Department stores are a big draw for consumers looking for a bargain, offering a vast array of discounts across categories ranging from homeware to fashion.
With added convenience (because where else can you buy a £2 hat and a £200 handbag) retailers focus heavily on getting people to buy online.
I’ve chosen three popular stores that are fairly similar when it comes to price and demographic.
The department stores:
- House of Fraser
- John Lewis
Here’s how they are enticing shoppers online this summer.
All three stores have recently re-designed their homepages, specifically to highlight summer sale events.
House of Fraser
To me, the example that stands out as the most appealing is House of Fraser.
The ‘Big Brand Sale’ headline evokes the sense that it is a limited event, and the ‘up to 50% off’ offer is certainly eye-catching.
Alongside brand logos, the homepage showcases a good mix of categories included in the sale, using feature-style editorials to create an attractive and easy-to-navigate experience.
Its competitor, Debenhams, also chooses to focus on a large and enticing offer, promoting its savings of ‘up to half price*’.
While the inclusion of the asterisk is somewhat off-putting – signalling to the consumer that the discounts might not be as good as they sound – its transparency is still appreciated.
The visibility of delivery charges provides further enticment.
Unlike House of Fraser’s single image, Debenhams uses a carousel to highlight a few categories – however, the imagery and category choice does seem a little geared towards women.
Similarly, the ‘Top Deals’ section showcases greater variety, but rather bold design does feel a little too in-your-face, and could prove off-putting for anybody uninterested in the sale.
Taking a different tack, John Lewis’s homepage concentrates on a slicker hero image.
By choosing to focus on the tagline of ‘More of what you love for less’, it effectively conveys a focus on the customer, as opposed to just shifting attention to the sale.
Its ‘Top Offers’ section – while similar to Debenhams – is subtler, including extra filtering options to point consumers to specific categories.
The size of sale
Sales can often be a bit hit or miss.
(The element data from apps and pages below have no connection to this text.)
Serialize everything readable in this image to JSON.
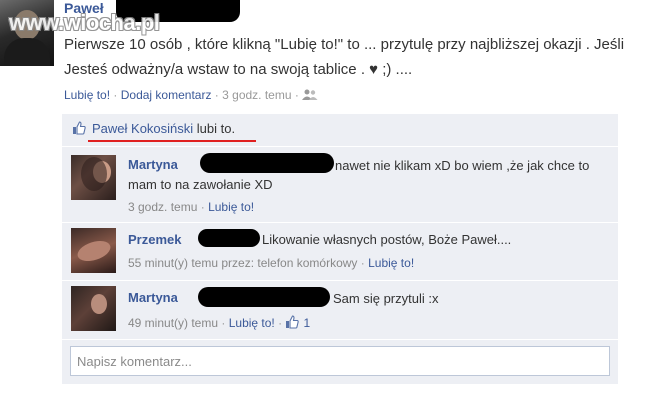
{
  "watermark": "www.wiocha.pl",
  "post": {
    "author": "Paweł",
    "text": "Pierwsze 10 osób , które klikną \"Lubię to!\" to ... przytulę przy najbliższej okazji . Jeśli Jesteś odważny/a wstaw to na swoją tablice . ♥ ;) ....",
    "like_label": "Lubię to!",
    "comment_label": "Dodaj komentarz",
    "time": "3 godz. temu",
    "separator": "·"
  },
  "likes": {
    "name": "Paweł Kokosiński",
    "suffix": "lubi to."
  },
  "comments": [
    {
      "author": "Martyna",
      "text": "nawet nie klikam xD bo wiem ,że jak chce to mam to na zawołanie XD",
      "time": "3 godz. temu",
      "like_label": "Lubię to!"
    },
    {
      "author": "Przemek",
      "text": "Likowanie własnych postów, Boże Paweł....",
      "time": "55 minut(y) temu przez: telefon komórkowy",
      "like_label": "Lubię to!"
    },
    {
      "author": "Martyna",
      "text": "Sam się przytuli :x",
      "time": "49 minut(y) temu",
      "like_label": "Lubię to!",
      "like_count": "1"
    }
  ],
  "comment_input": {
    "placeholder": "Napisz komentarz..."
  },
  "colors": {
    "link": "#3b5998",
    "comment_bg": "#edeff4",
    "underline": "#e02020"
  }
}
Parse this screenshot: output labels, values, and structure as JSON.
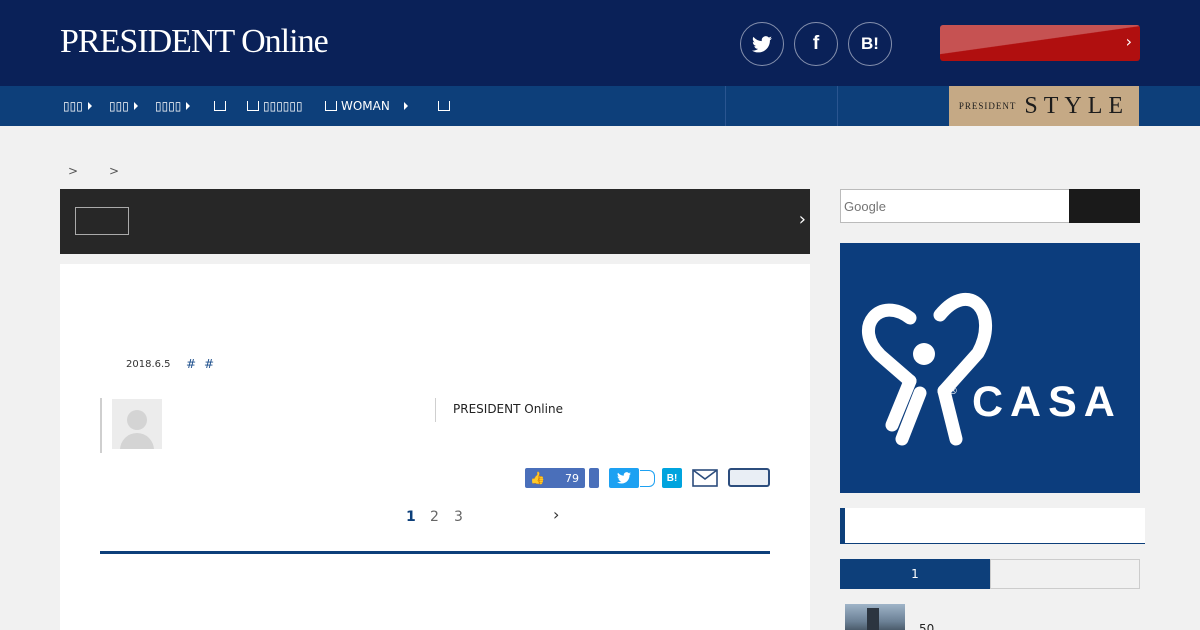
{
  "header": {
    "logo": "PRESIDENT Online",
    "social": {
      "twitter": "twitter-icon",
      "facebook": "f",
      "hatena": "B!"
    }
  },
  "nav": {
    "items": [
      {
        "label": "▯▯▯"
      },
      {
        "label": "▯▯▯"
      },
      {
        "label": "▯▯▯▯"
      },
      {
        "label": ""
      },
      {
        "label": "▯▯▯▯▯▯"
      },
      {
        "label": "WOMAN"
      },
      {
        "label": ""
      }
    ],
    "style_badge": {
      "small": "PRESIDENT",
      "big": "STYLE"
    }
  },
  "breadcrumb": {
    "sep1": ">",
    "sep2": ">"
  },
  "article": {
    "date": "2018.6.5",
    "tags": [
      "#",
      "#"
    ],
    "source": "PRESIDENT Online",
    "likes": "79"
  },
  "pagination": {
    "pages": [
      "1",
      "2",
      "3"
    ],
    "next": "›"
  },
  "sidebar": {
    "search_placeholder": "Google",
    "ad": {
      "brand": "CASA",
      "reg": "®"
    },
    "ranking": {
      "tab1": "1",
      "item1_text": "50"
    }
  },
  "colors": {
    "header_bg": "#0a2158",
    "nav_bg": "#0d3f7a",
    "accent_red": "#b00f0f",
    "style_gold": "#c5a985",
    "casa_blue": "#0c3d7d"
  }
}
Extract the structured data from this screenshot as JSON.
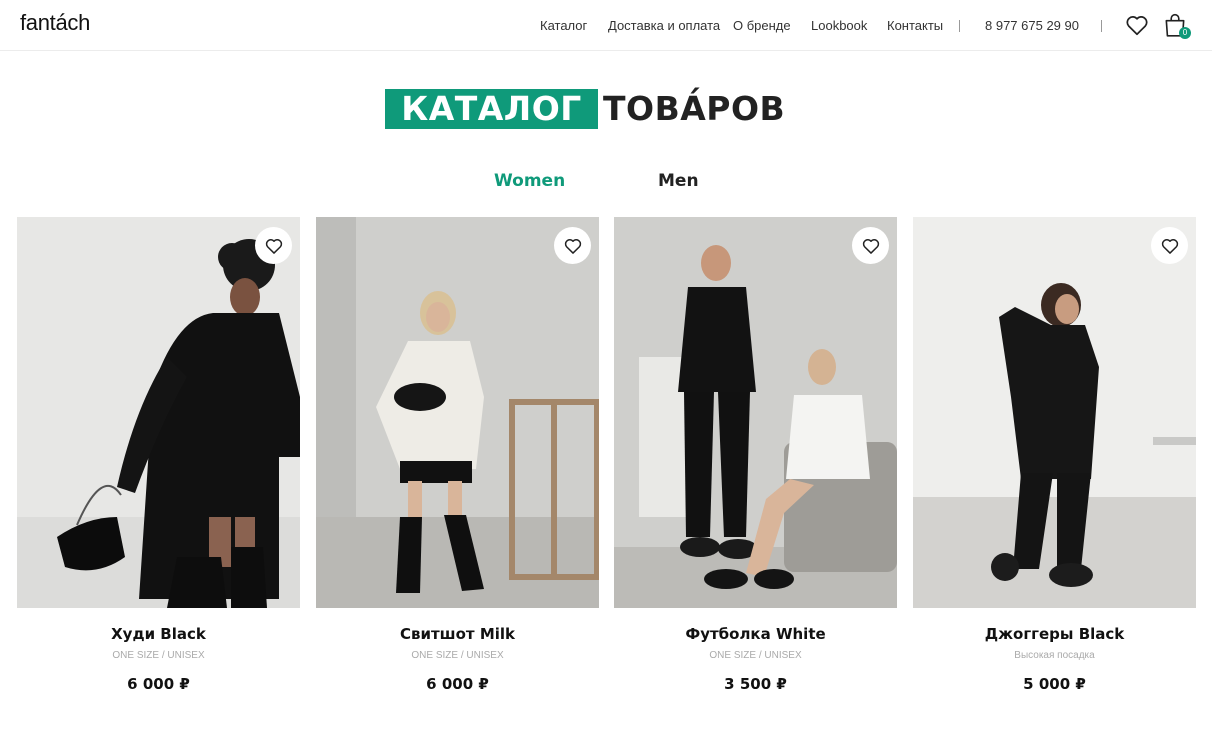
{
  "header": {
    "logo": "fantách",
    "nav": [
      "Каталог",
      "Доставка и оплата",
      "О бренде",
      "Lookbook",
      "Контакты"
    ],
    "phone": "8 977 675 29 90",
    "cart_count": "0"
  },
  "title": {
    "accent": "КАТАЛОГ",
    "rest": "ТОВА́РОВ"
  },
  "tabs": [
    {
      "label": "Women",
      "active": true
    },
    {
      "label": "Men",
      "active": false
    }
  ],
  "products": [
    {
      "name": "Худи Black",
      "subtitle": "ONE SIZE / UNISEX",
      "price": "6 000 ₽"
    },
    {
      "name": "Свитшот Milk",
      "subtitle": "ONE SIZE / UNISEX",
      "price": "6 000 ₽"
    },
    {
      "name": "Футболка White",
      "subtitle": "ONE SIZE / UNISEX",
      "price": "3 500 ₽"
    },
    {
      "name": "Джоггеры Black",
      "subtitle": "Высокая посадка",
      "price": "5 000 ₽"
    }
  ],
  "colors": {
    "accent": "#0f9a7a",
    "text": "#111111",
    "muted": "#aaaaaa"
  }
}
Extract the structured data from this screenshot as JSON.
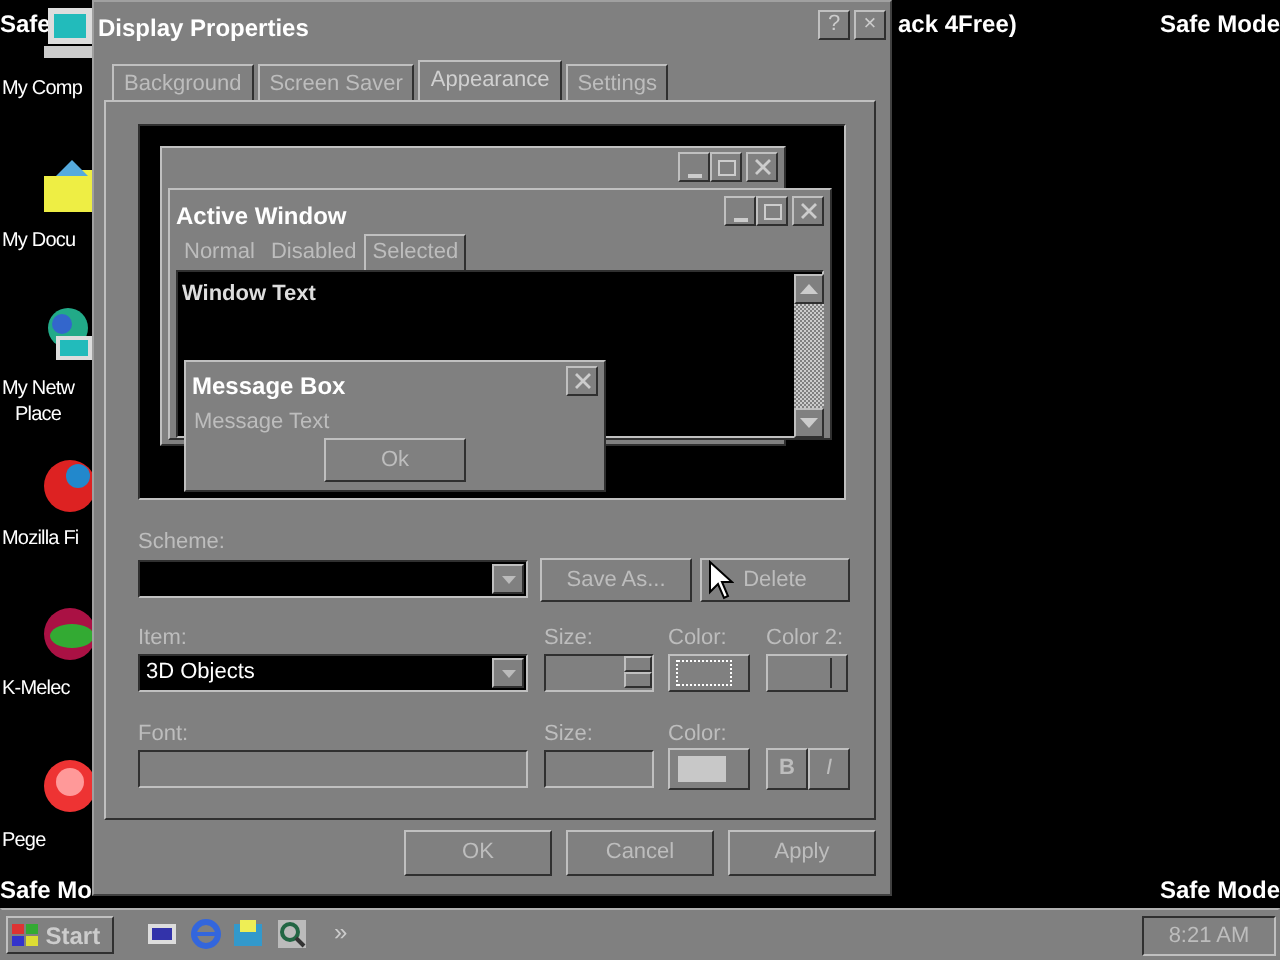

While some sites might offer a limited number of sale items, others like to include as many as possible.
To make a comparison of size, I sorted each website into a specific category – namely ‘Women’s Dresses’ and ‘Size 10’.
Amount of products returned:
- House of Fraser – 4,291
- Debenhams – 1,959
- John Lewis – 1,019
Carrying more brands than its competetors, it’s unsurprising that House of Fraser has the largest amount of sale items.
However, bigger doesn’t necessarily mean better.
According to research, big sales can often backfire, as consumers suffer from increased mental fatigue and less inclination to commit to a purchase.
As someone who often decides against shopping online at House of Fraser due to the sheer amount of products to trawl through, I’m definitely drawn to the select amount on offer at Debenhams.
But why not John Lewis?
I’m not entirely sure, but perhaps it’s related to the retailer insisting on calling its sale a ‘clearance’.
Though this clarification is intended to provide a greater sense of exclusivity, it doesn’t provide any more benefits for customers.
So, essentially, it’s still just a sale.
Calls-to-action & navigation
When it comes to product pages, there’s not much difference between the three sites in terms of extra incentive.
Each department store highlights prices before the sale, using big bold typography to advertise the discounted value.
Marginally better than the others, Debenhams also includes the amount saved, which does allow for greater insight at-a-glance.
One aspect of the John Lewis site which I particularly like is the ability to filter by sale percentage.
Allowing the user to quickly and easily find the most discounted items, it’s certainly the best filtering feature I have come across.
In terms of navigation, while Debenhams and John Lewis choose to include a dedicated sale page, both drop-down menus feel far too cluttered.
On the other hand, House of Fraser’s subtle yet effective ‘Sale’ sections in the drop-down menu ensures that the user knows exactly where to look for offers.
While there isn’t much to differentiate between the department stores in terms of strategy, House of Fraser’s simple navigation and editorial-style certainly makes it the most appealing online sale out of the three.
It might offer a mind-boggling amount of items, but with other sites being completely overtaken by sales promotion, it manages to maintain some sense of decorum at least.